A story headlined Judge, lawyer in John Spooner case have family ties  in the local newspaper yesterday reported that the son the judge presiding over the trial of a man, John Spooner, charged with murdering a teenage boy, Darius Simmons, is married to the defense attorney’s daughter. The son and daughter have a child, which means the judge and the defendant’s lawyer share a grandchild.

The news story says the judge, Jeffrey A. Wagner, has pictures of the child on display in his courthouse chambers and photos or online of Wagner and the lawyer, Franklyn Gimbel, who is his son’s father-in-law, socializing at a number of events.

The judge, however, sees no problem and the defense attorney, of course, doesn’t either. More surprising to me is the prosecution’s position.

Although the lead prosecutor in the case, Milwaukee County Assistant District Attorney Mark Williams, raised the issue “early on”, according to the newspaper story, he’s quoted as saying his office left the decision up to the judge as to whether he should step aside so another judge could take over the case.

Other judges and a judicial ethics expert quoted in the story took a dim view of the judge’s decision.

This debate became public in the wake of the George Zimmerman verdict, which, in fact, was cited as having an impact on Spooner’s trial.

Spooner is a white man and the teen he shot to death (not just allegedly or accused of, but did as there is video of him doing so) is a 13-year-old African-American boy. 

“A number of potential jurors for the trial — which will determine the fate of a Milwaukee senior citizen charged with fatally shooting his 13-year-old neighbor — said Monday they might have a hard time ignoring parallels to the Zimmerman case, and the reaction to the Florida jury’s decision,” a July 15 story said.

Although some might have thought the family ties and friendship between judge and lawyer would work in favor of the defense because the judge could not possibly be objective — however subconsciously — no matter how good his intentions might be.

But yesterday the defendant, John Spooner, was found guilty of first-degree intentional homicide, which would shoot down such arguments, right?

Perhaps, except that given the videotape, ironically from Spooner’s own security camera mounted to surveil the sidewalk in front of his house, and the eye witness testimony by the teenager’s mother who standing on the front porch of her house which is next door to Spooner’s, that verdict would not be surprising.

Yet, to come, however, was a second phase of the trial in which Spooner’s lawyer, Gimbel, was to argue that his 76-year-old client should be declared not guilty be reason of mental disease defect.

 That phase hit a bump a few hours ago, however, when Gimbel said Spooner was “mentally unfit to continue the insanity plea portion of the trial,” according to an update on the newspaper’s website.
Because of the, at least perceived, conflict of interest, it’s hard to see how the judge can avoid criticism no matter how he rules.

Judicial Ethics are Public’s Business

The Legal Newsline Legal Journal reports that the Wisconsin Supreme Court Justices are split over whether or not the Court’s judicial ethics code needs revising.
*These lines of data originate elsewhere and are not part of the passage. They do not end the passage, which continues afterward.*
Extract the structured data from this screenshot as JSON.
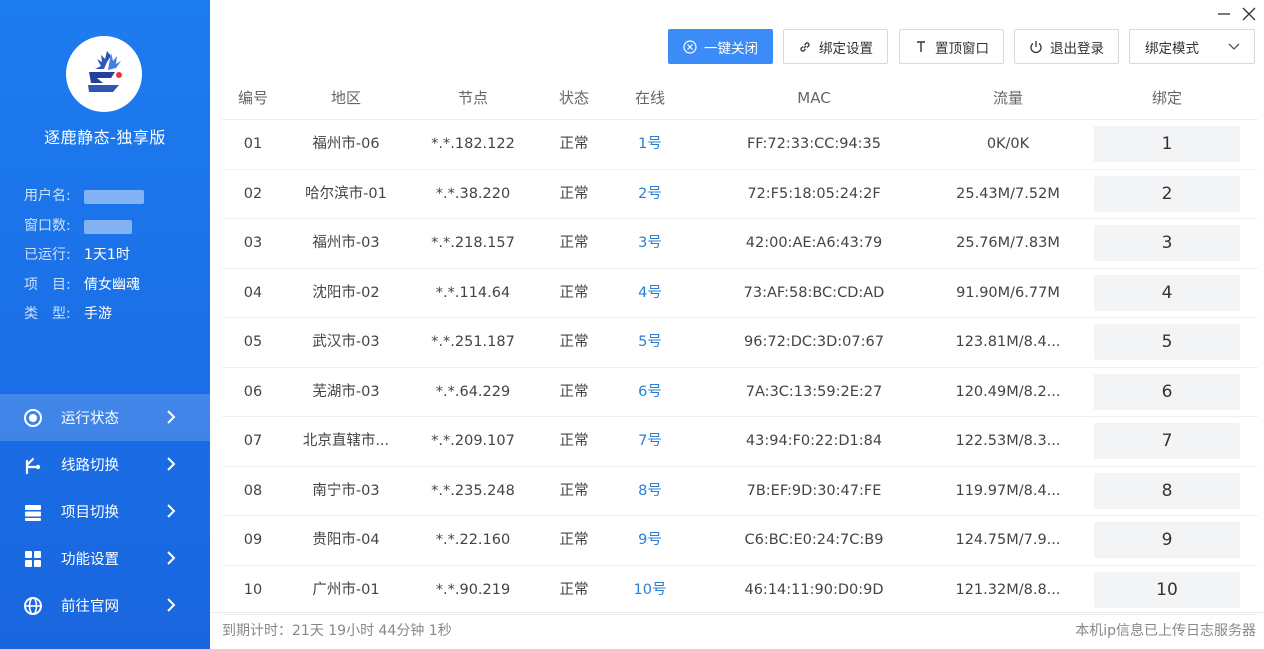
{
  "sidebar": {
    "app_title": "逐鹿静态-独享版",
    "info": {
      "user_label": "用户名:",
      "window_label": "窗口数:",
      "running_label": "已运行:",
      "running_value": "1天1时",
      "project_label": "项　目:",
      "project_value": "倩女幽魂",
      "type_label": "类　型:",
      "type_value": "手游"
    },
    "nav": [
      {
        "label": "运行状态",
        "icon": "status-icon",
        "active": true
      },
      {
        "label": "线路切换",
        "icon": "route-icon"
      },
      {
        "label": "项目切换",
        "icon": "project-icon"
      },
      {
        "label": "功能设置",
        "icon": "settings-icon"
      },
      {
        "label": "前往官网",
        "icon": "globe-icon"
      }
    ]
  },
  "toolbar": {
    "close_all": "一键关闭",
    "bind_settings": "绑定设置",
    "pin_window": "置顶窗口",
    "logout": "退出登录",
    "bind_mode": "绑定模式"
  },
  "table": {
    "headers": [
      "编号",
      "地区",
      "节点",
      "状态",
      "在线",
      "MAC",
      "流量",
      "绑定"
    ],
    "rows": [
      {
        "id": "01",
        "region": "福州市-06",
        "node": "*.*.182.122",
        "status": "正常",
        "online": "1号",
        "mac": "FF:72:33:CC:94:35",
        "traffic": "0K/0K",
        "bind": "1"
      },
      {
        "id": "02",
        "region": "哈尔滨市-01",
        "node": "*.*.38.220",
        "status": "正常",
        "online": "2号",
        "mac": "72:F5:18:05:24:2F",
        "traffic": "25.43M/7.52M",
        "bind": "2"
      },
      {
        "id": "03",
        "region": "福州市-03",
        "node": "*.*.218.157",
        "status": "正常",
        "online": "3号",
        "mac": "42:00:AE:A6:43:79",
        "traffic": "25.76M/7.83M",
        "bind": "3"
      },
      {
        "id": "04",
        "region": "沈阳市-02",
        "node": "*.*.114.64",
        "status": "正常",
        "online": "4号",
        "mac": "73:AF:58:BC:CD:AD",
        "traffic": "91.90M/6.77M",
        "bind": "4"
      },
      {
        "id": "05",
        "region": "武汉市-03",
        "node": "*.*.251.187",
        "status": "正常",
        "online": "5号",
        "mac": "96:72:DC:3D:07:67",
        "traffic": "123.81M/8.4...",
        "bind": "5"
      },
      {
        "id": "06",
        "region": "芜湖市-03",
        "node": "*.*.64.229",
        "status": "正常",
        "online": "6号",
        "mac": "7A:3C:13:59:2E:27",
        "traffic": "120.49M/8.2...",
        "bind": "6"
      },
      {
        "id": "07",
        "region": "北京直辖市...",
        "node": "*.*.209.107",
        "status": "正常",
        "online": "7号",
        "mac": "43:94:F0:22:D1:84",
        "traffic": "122.53M/8.3...",
        "bind": "7"
      },
      {
        "id": "08",
        "region": "南宁市-03",
        "node": "*.*.235.248",
        "status": "正常",
        "online": "8号",
        "mac": "7B:EF:9D:30:47:FE",
        "traffic": "119.97M/8.4...",
        "bind": "8"
      },
      {
        "id": "09",
        "region": "贵阳市-04",
        "node": "*.*.22.160",
        "status": "正常",
        "online": "9号",
        "mac": "C6:BC:E0:24:7C:B9",
        "traffic": "124.75M/7.9...",
        "bind": "9"
      },
      {
        "id": "10",
        "region": "广州市-01",
        "node": "*.*.90.219",
        "status": "正常",
        "online": "10号",
        "mac": "46:14:11:90:D0:9D",
        "traffic": "121.32M/8.8...",
        "bind": "10"
      }
    ]
  },
  "footer": {
    "expiry": "到期计时：21天 19小时 44分钟 1秒",
    "status": "本机ip信息已上传日志服务器"
  },
  "colors": {
    "sidebar": "#1b6fe6",
    "primary_button": "#3b8cf7",
    "online_link": "#2a7fd4"
  }
}
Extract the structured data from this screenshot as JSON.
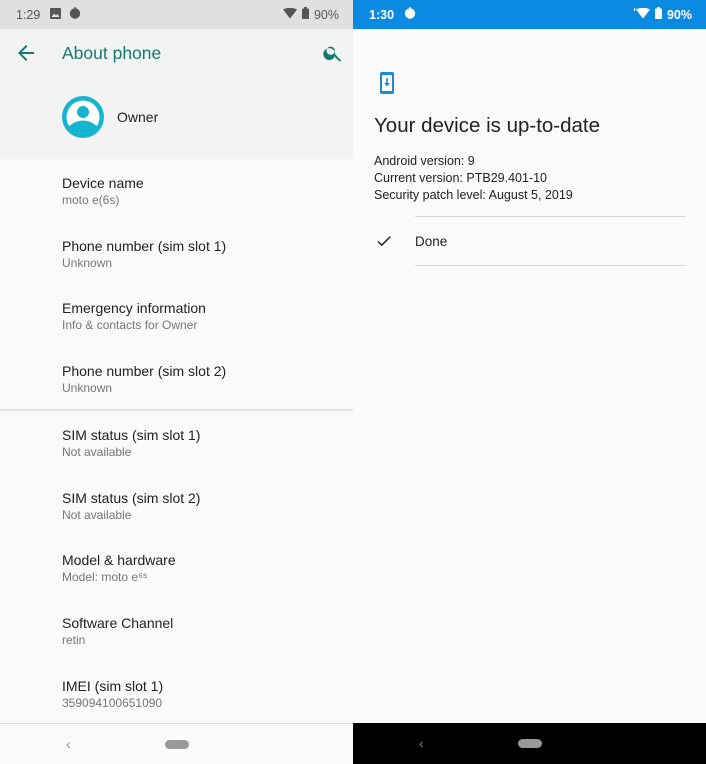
{
  "left_screen": {
    "status_bar": {
      "time": "1:29",
      "icons": [
        "image-icon",
        "motorola-icon"
      ],
      "right_icons": [
        "wifi-icon",
        "battery-icon"
      ],
      "battery": "90%"
    },
    "app_bar": {
      "title": "About phone",
      "back_icon": "arrow-back-icon",
      "search_icon": "search-icon",
      "accent_color": "#147a6e"
    },
    "owner": {
      "name": "Owner",
      "avatar_color": "#17b4d0"
    },
    "items_group1": [
      {
        "title": "Device name",
        "summary": "moto e(6s)"
      },
      {
        "title": "Phone number (sim slot 1)",
        "summary": "Unknown"
      },
      {
        "title": "Emergency information",
        "summary": "Info & contacts for Owner"
      },
      {
        "title": "Phone number (sim slot 2)",
        "summary": "Unknown"
      }
    ],
    "items_group2": [
      {
        "title": "SIM status (sim slot 1)",
        "summary": "Not available"
      },
      {
        "title": "SIM status (sim slot 2)",
        "summary": "Not available"
      },
      {
        "title": "Model & hardware",
        "summary": "Model: moto e⁶ˢ"
      },
      {
        "title": "Software Channel",
        "summary": "retin"
      },
      {
        "title": "IMEI (sim slot 1)",
        "summary": "359094100651090"
      }
    ],
    "nav": {
      "back": "‹"
    }
  },
  "right_screen": {
    "status_bar": {
      "time": "1:30",
      "icons": [
        "motorola-icon"
      ],
      "right_icons": [
        "wifi-icon",
        "battery-icon"
      ],
      "battery": "90%",
      "color": "#0a8ae0"
    },
    "icon": "system-update-icon",
    "title": "Your device is up-to-date",
    "info_lines": [
      "Android version: 9",
      "Current version: PTB29.401-10",
      "Security patch level: August 5, 2019"
    ],
    "done_label": "Done",
    "nav": {
      "back": "‹"
    }
  }
}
“Wis. SC justices torn over possible new recusal rules”


The fact that the justices are “torn” is not news. Neither is the revelation that some think things are just fine the way they are, thank you very much — never mind that some of the things a couple of them have done and said certainly makes them appear to be ethically challenged, or at least clueless.

It seems to me that those who don’t understand that “perception” can be as important as actual and see no need to update the code are evidence that it probably does need examining, discussing and possible revising. Just as those mentioned in this report who eschew transparency and say discussing and possibly changing the code shouldn’t occur in an open meeting, indicates that, indeed, it should. Why shouldn’t it be? Do the justices who prefer secrecy have something to hide, particularly when it comes to how they conduct the public’s business?